BEGIN DATA EXTRACTS
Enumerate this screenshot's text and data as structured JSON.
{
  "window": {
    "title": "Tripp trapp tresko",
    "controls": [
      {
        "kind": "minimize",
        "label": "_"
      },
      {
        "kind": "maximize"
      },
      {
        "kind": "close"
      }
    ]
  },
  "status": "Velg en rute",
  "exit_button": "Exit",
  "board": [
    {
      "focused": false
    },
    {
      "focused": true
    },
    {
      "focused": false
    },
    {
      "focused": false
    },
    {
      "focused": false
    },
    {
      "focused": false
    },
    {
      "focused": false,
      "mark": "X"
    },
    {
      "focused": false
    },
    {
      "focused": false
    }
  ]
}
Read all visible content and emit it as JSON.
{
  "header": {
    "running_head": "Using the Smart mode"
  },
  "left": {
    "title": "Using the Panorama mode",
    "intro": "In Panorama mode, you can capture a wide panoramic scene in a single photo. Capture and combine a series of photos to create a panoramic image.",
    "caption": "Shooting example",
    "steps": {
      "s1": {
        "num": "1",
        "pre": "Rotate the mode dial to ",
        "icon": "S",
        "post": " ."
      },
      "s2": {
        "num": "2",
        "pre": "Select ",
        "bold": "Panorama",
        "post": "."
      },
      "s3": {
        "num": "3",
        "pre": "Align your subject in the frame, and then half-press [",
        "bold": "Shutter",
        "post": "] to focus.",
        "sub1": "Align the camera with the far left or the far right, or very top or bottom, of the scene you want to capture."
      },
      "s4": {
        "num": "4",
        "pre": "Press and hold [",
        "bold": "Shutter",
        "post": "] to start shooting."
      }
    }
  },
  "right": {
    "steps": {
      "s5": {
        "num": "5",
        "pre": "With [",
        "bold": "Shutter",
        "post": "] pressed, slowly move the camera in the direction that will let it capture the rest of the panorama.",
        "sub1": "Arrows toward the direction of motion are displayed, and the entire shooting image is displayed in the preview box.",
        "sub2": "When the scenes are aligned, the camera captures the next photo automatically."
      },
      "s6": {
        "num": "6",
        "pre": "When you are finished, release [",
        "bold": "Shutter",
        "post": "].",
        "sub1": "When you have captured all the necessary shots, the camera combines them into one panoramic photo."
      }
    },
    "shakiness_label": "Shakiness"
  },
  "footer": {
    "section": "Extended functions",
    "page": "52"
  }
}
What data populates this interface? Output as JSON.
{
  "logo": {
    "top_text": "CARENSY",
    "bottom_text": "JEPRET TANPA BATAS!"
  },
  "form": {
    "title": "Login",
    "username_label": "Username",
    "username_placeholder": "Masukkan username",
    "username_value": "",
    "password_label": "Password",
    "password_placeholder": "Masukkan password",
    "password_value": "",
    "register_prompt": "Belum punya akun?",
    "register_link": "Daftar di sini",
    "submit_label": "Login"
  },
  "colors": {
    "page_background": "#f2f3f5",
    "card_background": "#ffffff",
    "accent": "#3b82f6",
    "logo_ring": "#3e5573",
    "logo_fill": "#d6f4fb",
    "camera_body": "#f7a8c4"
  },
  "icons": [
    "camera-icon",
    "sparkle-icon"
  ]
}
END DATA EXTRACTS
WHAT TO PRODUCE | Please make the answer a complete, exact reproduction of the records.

TASK OUTPUT |
Enumerate this screenshot's text and data as structured JSON.
{
  "window": {
    "title": "Tripp trapp tresko",
    "controls": [
      {
        "kind": "minimize",
        "label": "_"
      },
      {
        "kind": "maximize"
      },
      {
        "kind": "close"
      }
    ]
  },
  "status": "Velg en rute",
  "exit_button": "Exit",
  "board": [
    {
      "focused": false
    },
    {
      "focused": true
    },
    {
      "focused": false
    },
    {
      "focused": false
    },
    {
      "focused": false
    },
    {
      "focused": false
    },
    {
      "focused": false,
      "mark": "X"
    },
    {
      "focused": false
    },
    {
      "focused": false
    }
  ]
}
Read all visible content and emit it as JSON.
{
  "header": {
    "running_head": "Using the Smart mode"
  },
  "left": {
    "title": "Using the Panorama mode",
    "intro": "In Panorama mode, you can capture a wide panoramic scene in a single photo. Capture and combine a series of photos to create a panoramic image.",
    "caption": "Shooting example",
    "steps": {
      "s1": {
        "num": "1",
        "pre": "Rotate the mode dial to ",
        "icon": "S",
        "post": " ."
      },
      "s2": {
        "num": "2",
        "pre": "Select ",
        "bold": "Panorama",
        "post": "."
      },
      "s3": {
        "num": "3",
        "pre": "Align your subject in the frame, and then half-press [",
        "bold": "Shutter",
        "post": "] to focus.",
        "sub1": "Align the camera with the far left or the far right, or very top or bottom, of the scene you want to capture."
      },
      "s4": {
        "num": "4",
        "pre": "Press and hold [",
        "bold": "Shutter",
        "post": "] to start shooting."
      }
    }
  },
  "right": {
    "steps": {
      "s5": {
        "num": "5",
        "pre": "With [",
        "bold": "Shutter",
        "post": "] pressed, slowly move the camera in the direction that will let it capture the rest of the panorama.",
        "sub1": "Arrows toward the direction of motion are displayed, and the entire shooting image is displayed in the preview box.",
        "sub2": "When the scenes are aligned, the camera captures the next photo automatically."
      },
      "s6": {
        "num": "6",
        "pre": "When you are finished, release [",
        "bold": "Shutter",
        "post": "].",
        "sub1": "When you have captured all the necessary shots, the camera combines them into one panoramic photo."
      }
    },
    "shakiness_label": "Shakiness"
  },
  "footer": {
    "section": "Extended functions",
    "page": "52"
  }
}
What data populates this interface? Output as JSON.
{
  "logo": {
    "top_text": "CARENSY",
    "bottom_text": "JEPRET TANPA BATAS!"
  },
  "form": {
    "title": "Login",
    "username_label": "Username",
    "username_placeholder": "Masukkan username",
    "username_value": "",
    "password_label": "Password",
    "password_placeholder": "Masukkan password",
    "password_value": "",
    "register_prompt": "Belum punya akun?",
    "register_link": "Daftar di sini",
    "submit_label": "Login"
  },
  "colors": {
    "page_background": "#f2f3f5",
    "card_background": "#ffffff",
    "accent": "#3b82f6",
    "logo_ring": "#3e5573",
    "logo_fill": "#d6f4fb",
    "camera_body": "#f7a8c4"
  },
  "icons": [
    "camera-icon",
    "sparkle-icon"
  ]
}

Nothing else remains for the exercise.